Do you employ unreasonable people?
February 16, 2016
I got talking last week with Dave Sweeney, head of transformation at Halton Council. His role is jointly funded by the local clinical commissioning group, enabling him to ‘join up’ health and social care commissioning with obvious benefits for all, not least those who use frontline services.
He’d just spoken at the Social Value conference staged by Social Enterprise UK. He’s an interesting guy who opened his talk with a slide showing that, in a past life he was lead singer in a punk band. How enlightened, I thought, that the traditionally cautious public sector should create such a role and appoint a guy who I don’t doubt would describe himself as unconventional.
I was flattered to learn that he’d spotted me from the stage, his eyes drawn to my longish grey beard and pink socks. He said they marked me out as someone different in a sea of conventionally dressed delegates. (I don’t always wear pink socks!)
We talked about opportunities. I’d love to see education and health commissioning joined up in Norfolk, where I’m on the board of a cooperative trust of ten complex needs schools. Here it would make real sense to join up education funding with that for classroom health support, speech and language therapy and the like.

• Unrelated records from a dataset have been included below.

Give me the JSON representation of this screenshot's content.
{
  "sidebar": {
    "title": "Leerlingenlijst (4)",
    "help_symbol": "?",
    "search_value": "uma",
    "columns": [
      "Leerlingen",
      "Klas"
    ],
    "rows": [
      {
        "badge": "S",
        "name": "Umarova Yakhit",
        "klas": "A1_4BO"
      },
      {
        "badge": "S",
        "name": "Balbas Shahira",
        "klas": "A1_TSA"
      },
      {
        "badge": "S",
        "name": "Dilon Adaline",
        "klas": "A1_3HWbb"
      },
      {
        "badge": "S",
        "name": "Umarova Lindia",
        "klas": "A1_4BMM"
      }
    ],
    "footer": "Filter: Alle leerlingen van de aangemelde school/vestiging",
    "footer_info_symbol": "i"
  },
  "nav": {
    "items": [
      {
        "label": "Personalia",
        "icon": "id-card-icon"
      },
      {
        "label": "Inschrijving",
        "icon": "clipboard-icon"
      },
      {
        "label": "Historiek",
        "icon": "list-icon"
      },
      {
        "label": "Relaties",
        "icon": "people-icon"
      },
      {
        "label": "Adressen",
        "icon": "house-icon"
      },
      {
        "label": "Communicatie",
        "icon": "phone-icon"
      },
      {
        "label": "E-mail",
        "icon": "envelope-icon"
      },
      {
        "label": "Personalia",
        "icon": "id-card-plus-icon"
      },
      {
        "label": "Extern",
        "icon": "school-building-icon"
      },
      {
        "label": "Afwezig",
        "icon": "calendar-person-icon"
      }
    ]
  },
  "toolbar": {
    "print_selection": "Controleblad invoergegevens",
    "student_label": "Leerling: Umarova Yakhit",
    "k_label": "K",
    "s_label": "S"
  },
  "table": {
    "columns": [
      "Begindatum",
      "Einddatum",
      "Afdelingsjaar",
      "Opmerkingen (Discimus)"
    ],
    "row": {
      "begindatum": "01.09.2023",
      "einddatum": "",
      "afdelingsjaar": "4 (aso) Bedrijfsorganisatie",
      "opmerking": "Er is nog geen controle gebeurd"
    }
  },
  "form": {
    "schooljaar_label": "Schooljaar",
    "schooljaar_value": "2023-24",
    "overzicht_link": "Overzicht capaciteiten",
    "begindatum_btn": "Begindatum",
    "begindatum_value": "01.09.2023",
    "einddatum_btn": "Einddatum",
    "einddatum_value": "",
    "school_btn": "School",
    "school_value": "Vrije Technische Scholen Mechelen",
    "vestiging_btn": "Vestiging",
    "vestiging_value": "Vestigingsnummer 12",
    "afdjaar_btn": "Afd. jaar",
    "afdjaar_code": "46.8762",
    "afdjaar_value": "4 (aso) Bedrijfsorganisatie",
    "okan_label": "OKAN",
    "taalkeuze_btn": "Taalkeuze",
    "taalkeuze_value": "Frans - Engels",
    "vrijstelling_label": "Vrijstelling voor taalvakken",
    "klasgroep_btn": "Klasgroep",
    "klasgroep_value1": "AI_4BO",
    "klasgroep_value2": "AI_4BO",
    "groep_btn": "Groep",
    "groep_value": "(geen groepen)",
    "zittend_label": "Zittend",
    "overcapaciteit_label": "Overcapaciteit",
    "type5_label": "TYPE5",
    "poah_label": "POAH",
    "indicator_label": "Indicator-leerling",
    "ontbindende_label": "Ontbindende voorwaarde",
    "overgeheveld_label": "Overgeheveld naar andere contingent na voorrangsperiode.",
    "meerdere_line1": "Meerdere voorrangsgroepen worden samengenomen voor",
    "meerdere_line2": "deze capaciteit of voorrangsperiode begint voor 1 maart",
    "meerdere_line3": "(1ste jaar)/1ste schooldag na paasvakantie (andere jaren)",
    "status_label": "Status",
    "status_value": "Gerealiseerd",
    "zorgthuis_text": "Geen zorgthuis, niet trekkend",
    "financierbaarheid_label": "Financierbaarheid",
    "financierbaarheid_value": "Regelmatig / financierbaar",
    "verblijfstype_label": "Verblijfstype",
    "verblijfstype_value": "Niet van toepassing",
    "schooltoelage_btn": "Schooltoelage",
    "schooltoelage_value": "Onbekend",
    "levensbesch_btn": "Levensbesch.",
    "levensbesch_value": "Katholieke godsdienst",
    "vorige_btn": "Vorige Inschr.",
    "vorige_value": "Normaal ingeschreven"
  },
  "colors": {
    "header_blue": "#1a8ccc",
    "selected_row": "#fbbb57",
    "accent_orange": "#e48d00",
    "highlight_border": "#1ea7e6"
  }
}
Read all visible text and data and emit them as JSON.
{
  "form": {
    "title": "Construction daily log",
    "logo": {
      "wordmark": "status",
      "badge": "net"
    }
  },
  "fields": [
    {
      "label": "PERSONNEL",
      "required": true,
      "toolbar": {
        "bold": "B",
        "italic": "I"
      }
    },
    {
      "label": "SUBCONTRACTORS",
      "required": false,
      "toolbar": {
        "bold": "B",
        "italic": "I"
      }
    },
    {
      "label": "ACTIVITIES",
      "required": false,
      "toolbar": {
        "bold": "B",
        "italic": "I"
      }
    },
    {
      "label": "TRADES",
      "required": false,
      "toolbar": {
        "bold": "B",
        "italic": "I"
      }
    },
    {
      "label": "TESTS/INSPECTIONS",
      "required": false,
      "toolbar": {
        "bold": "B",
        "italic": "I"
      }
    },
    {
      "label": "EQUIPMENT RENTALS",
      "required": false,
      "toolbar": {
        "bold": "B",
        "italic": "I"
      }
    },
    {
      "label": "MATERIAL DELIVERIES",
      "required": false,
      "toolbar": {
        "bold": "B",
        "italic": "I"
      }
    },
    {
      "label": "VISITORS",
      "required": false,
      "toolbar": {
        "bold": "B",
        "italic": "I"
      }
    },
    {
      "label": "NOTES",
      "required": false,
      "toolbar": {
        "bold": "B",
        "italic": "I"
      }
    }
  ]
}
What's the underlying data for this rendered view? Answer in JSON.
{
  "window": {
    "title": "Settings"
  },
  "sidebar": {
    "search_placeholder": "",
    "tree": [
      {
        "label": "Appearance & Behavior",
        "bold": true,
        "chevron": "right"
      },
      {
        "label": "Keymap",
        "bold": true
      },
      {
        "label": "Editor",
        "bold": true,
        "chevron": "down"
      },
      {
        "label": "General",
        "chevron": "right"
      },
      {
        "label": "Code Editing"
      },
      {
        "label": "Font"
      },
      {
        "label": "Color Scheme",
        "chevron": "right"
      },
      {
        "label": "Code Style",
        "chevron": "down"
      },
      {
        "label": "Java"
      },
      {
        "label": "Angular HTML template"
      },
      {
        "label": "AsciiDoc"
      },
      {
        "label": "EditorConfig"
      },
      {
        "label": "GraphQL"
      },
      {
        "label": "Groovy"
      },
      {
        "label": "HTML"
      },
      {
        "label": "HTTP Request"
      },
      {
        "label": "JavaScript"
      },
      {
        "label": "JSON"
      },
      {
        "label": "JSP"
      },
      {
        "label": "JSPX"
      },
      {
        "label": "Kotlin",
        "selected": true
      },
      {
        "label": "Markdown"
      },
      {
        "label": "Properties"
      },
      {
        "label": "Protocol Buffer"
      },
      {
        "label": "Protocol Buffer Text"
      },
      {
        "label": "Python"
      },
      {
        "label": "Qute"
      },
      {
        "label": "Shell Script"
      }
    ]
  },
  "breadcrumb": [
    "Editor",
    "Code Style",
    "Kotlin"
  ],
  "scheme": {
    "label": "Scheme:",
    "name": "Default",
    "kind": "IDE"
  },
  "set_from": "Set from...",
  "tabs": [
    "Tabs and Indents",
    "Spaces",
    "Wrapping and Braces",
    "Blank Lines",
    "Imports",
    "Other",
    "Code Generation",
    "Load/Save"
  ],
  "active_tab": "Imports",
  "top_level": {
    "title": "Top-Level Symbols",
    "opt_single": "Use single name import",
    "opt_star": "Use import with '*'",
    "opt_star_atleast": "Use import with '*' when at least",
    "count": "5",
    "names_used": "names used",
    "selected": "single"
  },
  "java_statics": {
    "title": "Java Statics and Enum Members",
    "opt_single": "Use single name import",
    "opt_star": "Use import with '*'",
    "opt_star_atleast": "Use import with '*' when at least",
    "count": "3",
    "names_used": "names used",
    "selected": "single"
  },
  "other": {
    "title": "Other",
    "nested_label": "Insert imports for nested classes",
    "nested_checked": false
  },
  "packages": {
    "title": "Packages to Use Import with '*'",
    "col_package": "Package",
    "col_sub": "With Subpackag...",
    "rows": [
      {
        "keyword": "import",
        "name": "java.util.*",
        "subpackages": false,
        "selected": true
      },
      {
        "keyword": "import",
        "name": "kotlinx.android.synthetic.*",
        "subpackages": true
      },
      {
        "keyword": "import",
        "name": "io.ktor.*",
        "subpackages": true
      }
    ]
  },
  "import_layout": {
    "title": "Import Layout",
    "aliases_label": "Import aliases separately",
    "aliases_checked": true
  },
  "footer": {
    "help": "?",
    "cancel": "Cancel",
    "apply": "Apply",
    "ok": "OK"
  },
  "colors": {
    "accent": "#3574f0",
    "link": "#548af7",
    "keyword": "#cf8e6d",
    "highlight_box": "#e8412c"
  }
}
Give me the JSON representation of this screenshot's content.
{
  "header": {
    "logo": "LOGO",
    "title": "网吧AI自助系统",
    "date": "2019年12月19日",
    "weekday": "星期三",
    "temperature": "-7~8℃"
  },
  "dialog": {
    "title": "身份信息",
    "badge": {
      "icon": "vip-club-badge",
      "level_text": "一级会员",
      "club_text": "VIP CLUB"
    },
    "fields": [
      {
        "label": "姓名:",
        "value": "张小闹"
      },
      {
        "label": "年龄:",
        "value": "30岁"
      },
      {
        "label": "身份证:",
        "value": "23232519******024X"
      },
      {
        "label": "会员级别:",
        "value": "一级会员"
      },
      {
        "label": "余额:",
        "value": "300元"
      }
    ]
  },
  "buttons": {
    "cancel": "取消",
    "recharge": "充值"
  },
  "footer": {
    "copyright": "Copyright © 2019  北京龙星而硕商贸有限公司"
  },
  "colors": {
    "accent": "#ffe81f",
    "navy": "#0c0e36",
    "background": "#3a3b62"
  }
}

It seems so wrong that it should be such a struggle to get the right support for some of our most severely disabled youngsters. Frankly their parents and teachers have enough on their plate as it is. There’s an opportunity here for some with an unconventional view of the world to challenge tradition and revolutionise service delivery. Ironically this would probably save money too!
Swarm Apprenticeships, the social business I founded a couple of years ago attracts unconventional young people. Too often, they’ve been told they’ve failed because the choose not to follow the herd. Yet if you read around the subject of intelligence and how bright kids frequently drop out. Quite simply its because they’re not adequately recognised or supported. You can quickly see that employing these young people whilst we deliver enterprise training,
Swarm has recently partnered with the RSA, itself an organisation that has long attracted unconventional people. I’ve been a Fellow there for some 12 years, enjoying the opportunities that presents for truly wide ranging debate with interesting people.
Our government faces a ‘perfect storm’ as demand for services grows and available funding diminishes. I hope it soon recognises that to deal with these crises by adding regulation is unlikely to spark the innovations we need to see if we are to avoid potentially apocalyptic consequences.
To paraphrase a well known Bertrand Russell quotation: ‘Reasonable people adapt themselves to the world and unreasonable ones seeks to change it. Therefore all progress depends upon unreasonable people!’